Before the invention of modern xerographic copy machines, there was no easy way to make a copy of a document. Legendary inventor Thomas Edison attempted to find a solution in the 1870s, and he received a patent for the first electric pen, called the Autographic Printing Pen, in 1876. Using a small motor to drive a needle up and down the shaft of a pen, Edison was able to create a stencil of his original work. Voilà, instant copy. But the idea never took off, and Edison moved on to other projects. In 1891, however, New York City tattoo artist Samuel O’Reilly retrofitted Edison’s blueprints to create the first electric tattoo machine.

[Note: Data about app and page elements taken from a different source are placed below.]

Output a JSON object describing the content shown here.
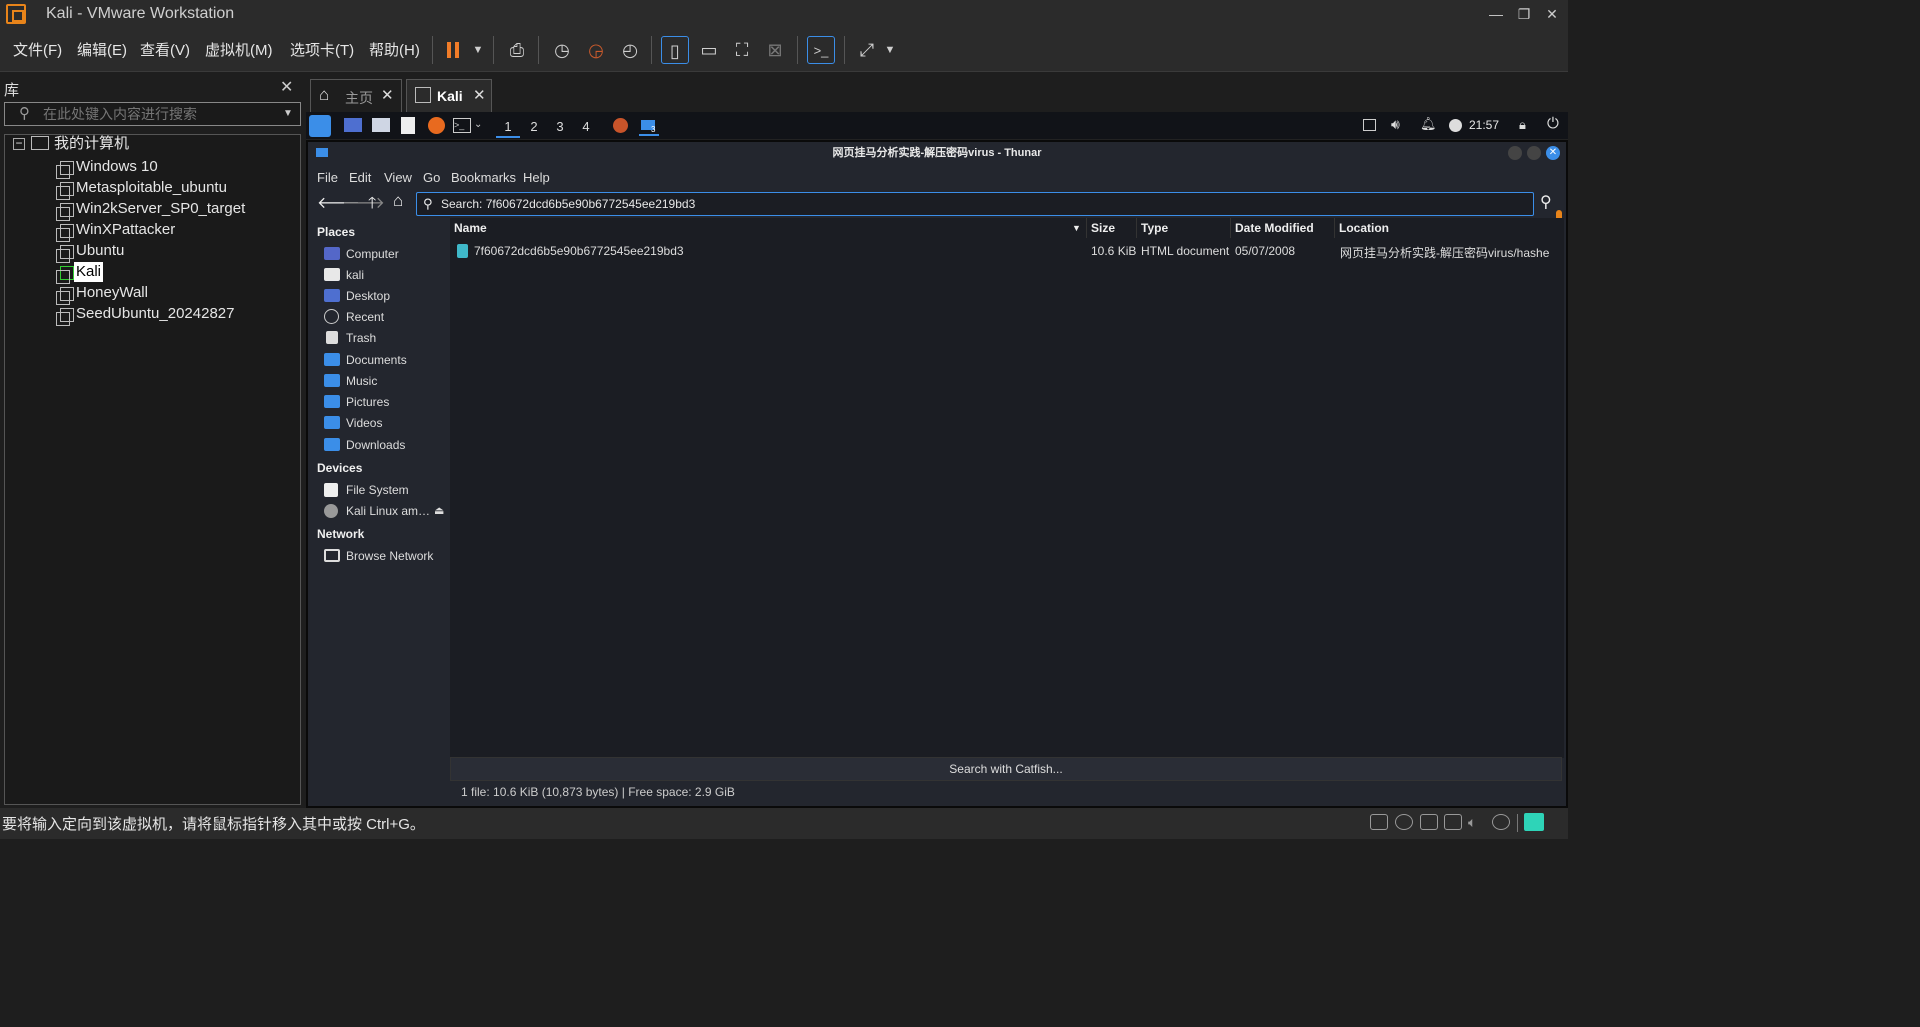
{
  "window": {
    "title": "Kali - VMware Workstation"
  },
  "vm_menu": [
    "文件(F)",
    "编辑(E)",
    "查看(V)",
    "虚拟机(M)",
    "选项卡(T)",
    "帮助(H)"
  ],
  "library": {
    "title": "库",
    "search_placeholder": "在此处键入内容进行搜索",
    "root": "我的计算机",
    "vms": [
      "Windows 10",
      "Metasploitable_ubuntu",
      "Win2kServer_SP0_target",
      "WinXPattacker",
      "Ubuntu",
      "Kali",
      "HoneyWall",
      "SeedUbuntu_20242827"
    ],
    "selected": "Kali"
  },
  "vm_tabs": [
    {
      "label": "主页"
    },
    {
      "label": "Kali"
    }
  ],
  "xfce": {
    "workspaces": [
      "1",
      "2",
      "3",
      "4"
    ],
    "active_workspace": "1",
    "files_badge": "3",
    "clock": "21:57"
  },
  "thunar": {
    "title": "网页挂马分析实践-解压密码virus - Thunar",
    "menu": [
      "File",
      "Edit",
      "View",
      "Go",
      "Bookmarks",
      "Help"
    ],
    "location": "Search: 7f60672dcd6b5e90b6772545ee219bd3",
    "places_label": "Places",
    "places": [
      "Computer",
      "kali",
      "Desktop",
      "Recent",
      "Trash",
      "Documents",
      "Music",
      "Pictures",
      "Videos",
      "Downloads"
    ],
    "devices_label": "Devices",
    "devices": [
      "File System",
      "Kali Linux am…"
    ],
    "network_label": "Network",
    "network": [
      "Browse Network"
    ],
    "columns": [
      "Name",
      "Size",
      "Type",
      "Date Modified",
      "Location"
    ],
    "files": [
      {
        "name": "7f60672dcd6b5e90b6772545ee219bd3",
        "size": "10.6 KiB",
        "type": "HTML document",
        "modified": "05/07/2008",
        "location": "网页挂马分析实践-解压密码virus/hashe"
      }
    ],
    "catfish_button": "Search with Catfish...",
    "status": "1 file: 10.6 KiB (10,873 bytes)  |  Free space: 2.9 GiB"
  },
  "status_bar": {
    "message": "要将输入定向到该虚拟机，请将鼠标指针移入其中或按 Ctrl+G。"
  },
  "colors": {
    "accent": "#3b8ee8",
    "vmware_orange": "#e8841a",
    "pause": "#f07c28"
  }
}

A better way to tattoo:
- O’Reilly’s machine allowed tattoo artists to perforate a client's skin more than 50 times a second, much faster than the standard two or three times a second that they were able to achieve by hand.

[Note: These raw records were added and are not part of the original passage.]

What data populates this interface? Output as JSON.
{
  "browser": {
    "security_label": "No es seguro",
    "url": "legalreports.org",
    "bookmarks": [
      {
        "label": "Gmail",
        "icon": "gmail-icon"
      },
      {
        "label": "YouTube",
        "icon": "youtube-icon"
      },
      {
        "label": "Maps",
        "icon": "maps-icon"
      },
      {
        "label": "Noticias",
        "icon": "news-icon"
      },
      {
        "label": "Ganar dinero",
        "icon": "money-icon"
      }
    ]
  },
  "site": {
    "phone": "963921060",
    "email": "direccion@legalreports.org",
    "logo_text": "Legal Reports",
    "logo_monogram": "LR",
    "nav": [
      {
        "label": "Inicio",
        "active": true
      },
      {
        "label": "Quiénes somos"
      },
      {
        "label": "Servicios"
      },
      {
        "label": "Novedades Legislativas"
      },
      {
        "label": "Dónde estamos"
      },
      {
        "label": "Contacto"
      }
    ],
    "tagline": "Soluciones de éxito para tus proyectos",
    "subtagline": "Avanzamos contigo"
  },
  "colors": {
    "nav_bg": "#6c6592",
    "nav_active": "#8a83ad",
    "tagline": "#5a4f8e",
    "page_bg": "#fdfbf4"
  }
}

- O’Reilly’s patent application explained that his machine was a modification of Edison’s idea, but it didn’t make him rich. He continued inking at his New York City shop until his death in 1908.

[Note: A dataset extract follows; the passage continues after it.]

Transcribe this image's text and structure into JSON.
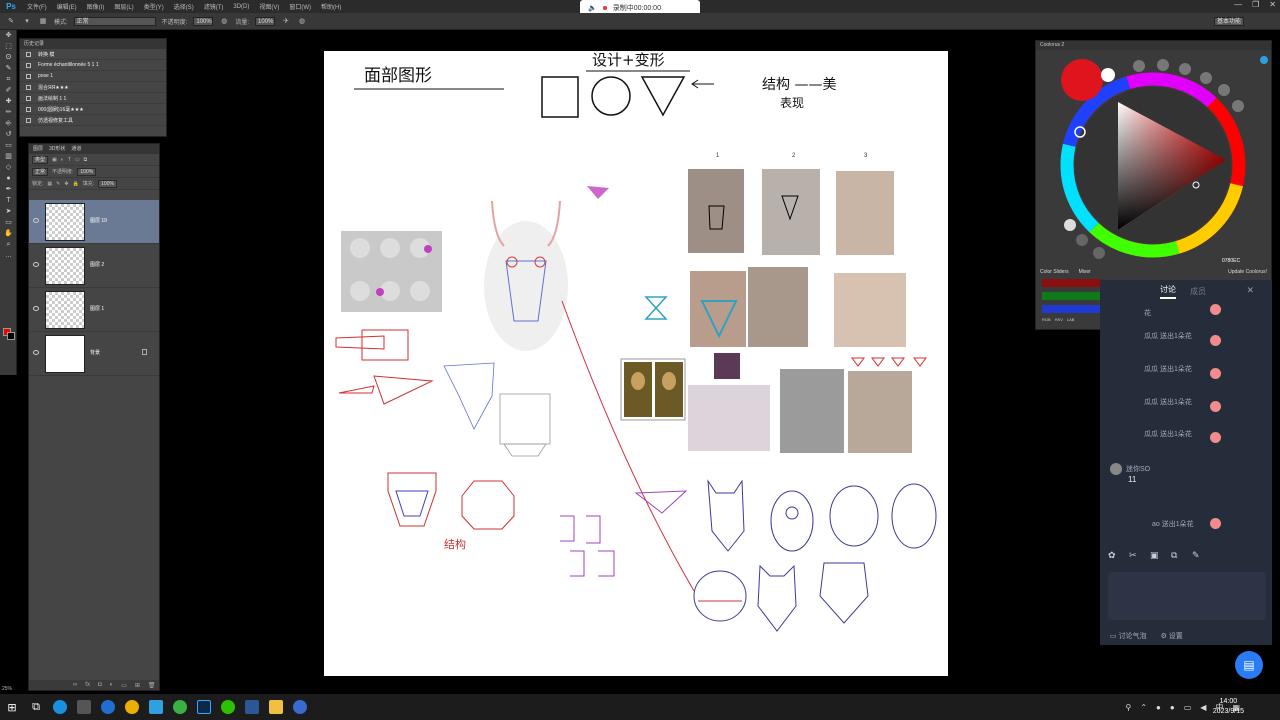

- Edison was a prolific inventor, holding an astounding 1,093 U.S. patents. His ideas include the light bulb, phonograph, motion picture camera, stock ticker, and a mechanical vote recorder.